'Overwhelmed' by Brigid Schulte
Book cover courtesy of publisher

Today's Americans are busy. More parents are working, technology makes it possible for us to always be connected to the office and there's a lurking expectation in our culture that we should always be available.

But what if our busy schedules are merely a construct? In her new book, "Overwhelmed," journalist Brigid Schulte suggests that we've created a lot of our hectic schedule on our own. She argues we're capable of taking control of our lives.

"Somewhere around the end of the 20th century, busyness became not just a way of life but a badge of honor," she wrote. "And life, sociologists say, became an exhausting everydayathon. People now tell pollsters that they're too busy to register to vote, too busy to date, to make friends outside the office, to take a vacation, to sleep, to have sex. As for multitasking, one 2012 survey found that 38 million Americans shop on their smartphones while sitting on the toilet. And another found that the compulsion to multitask was making us as stupid as if we were stoned."

Hanna Rosin wrote about Schulte's new book for Slate:

The art of busyness is to convey genuine alarm at the pace of your life and a helpless resignation, as if someone else is setting the clock, and yet simultaneously make it clear that you are completely on top of your game. These are not exactly humble brags. They are more like fretful brags, and they are increasingly becoming the idiom of our age...

To be deep in the overwhelm requires not just doing too many things in one 24-hour period but doing so many different kinds of things that they all blend into each other and a day has no sense of distinct phases. Researchers call it "contaminated time," and apparently women are more susceptible to it than men, because they have a harder time shutting down the tape that runs in their heads about what needs to get done that day. The only relief from the time pressure comes from cordoning off genuine stretches of free or leisure time, creating a sense of what Schulte calls "time serenity" or "flow." But over the years, time use diaries show that women have become terrible at that, squeezing out any free time and instead, as Schulte puts it, resorting to "crappy bits of leisure time confetti."

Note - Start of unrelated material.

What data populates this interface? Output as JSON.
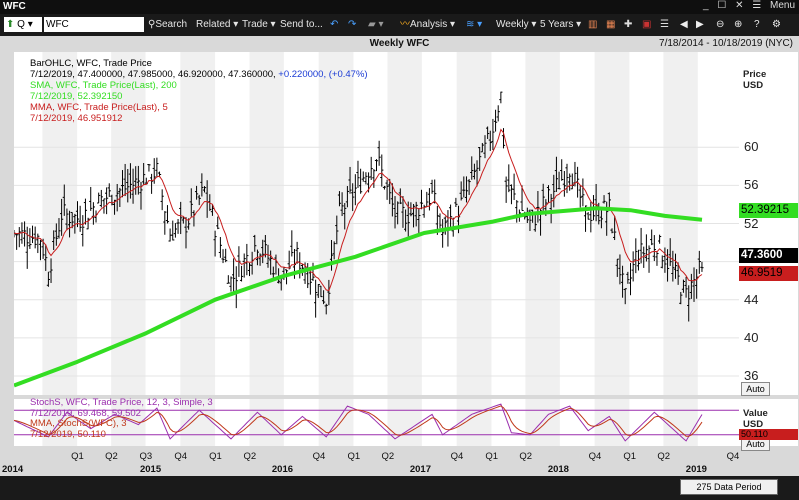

Schulte joins The Daily Circuit to discuss the busy epidemic and how you can find that elusive free time.